[What you will do] Give the data again exactly, without images.

[Listed entries]
▬▬▬▬▬▬
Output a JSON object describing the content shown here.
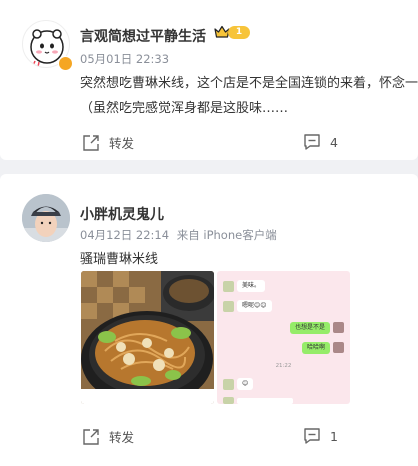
{
  "post1": {
    "user_name": "言观简想过平静生活",
    "level": "1",
    "timestamp": "05月01日 22:33",
    "text_line1": "突然想吃曹琳米线，这个店是不是全国连锁的来着，怀念一下",
    "text_line2": "（虽然吃完感觉浑身都是这股味……",
    "repost_label": "转发",
    "comment_count": "4"
  },
  "post2": {
    "user_name": "小胖机灵鬼儿",
    "timestamp": "04月12日 22:14",
    "source": "来自 iPhone客户端",
    "text": "骚瑞曹琳米线",
    "chat": {
      "msg1": "美味。",
      "msg2": "嗯呢😊😊",
      "msg3": "也想是不是",
      "msg4": "哈哈啊",
      "time": "21:22",
      "msg5": "😊"
    },
    "repost_label": "转发",
    "comment_count": "1"
  },
  "icons": {
    "repost": "repost-icon",
    "comment": "comment-icon",
    "crown": "crown-icon",
    "verified": "verified-icon"
  },
  "colors": {
    "accent_orange": "#f5a623",
    "crown_gold": "#f7c43a",
    "meta_gray": "#8a8f99",
    "chat_green": "#95ec69"
  }
}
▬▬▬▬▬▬
[Exercise result]
Output a JSON object describing the content shown here.
{
  "post1": {
    "user_name": "言观简想过平静生活",
    "level": "1",
    "timestamp": "05月01日 22:33",
    "text_line1": "突然想吃曹琳米线，这个店是不是全国连锁的来着，怀念一下",
    "text_line2": "（虽然吃完感觉浑身都是这股味……",
    "repost_label": "转发",
    "comment_count": "4"
  },
  "post2": {
    "user_name": "小胖机灵鬼儿",
    "timestamp": "04月12日 22:14",
    "source": "来自 iPhone客户端",
    "text": "骚瑞曹琳米线",
    "chat": {
      "msg1": "美味。",
      "msg2": "嗯呢😊😊",
      "msg3": "也想是不是",
      "msg4": "哈哈啊",
      "time": "21:22",
      "msg5": "😊"
    },
    "repost_label": "转发",
    "comment_count": "1"
  },
  "icons": {
    "repost": "repost-icon",
    "comment": "comment-icon",
    "crown": "crown-icon",
    "verified": "verified-icon"
  },
  "colors": {
    "accent_orange": "#f5a623",
    "crown_gold": "#f7c43a",
    "meta_gray": "#8a8f99",
    "chat_green": "#95ec69"
  }
}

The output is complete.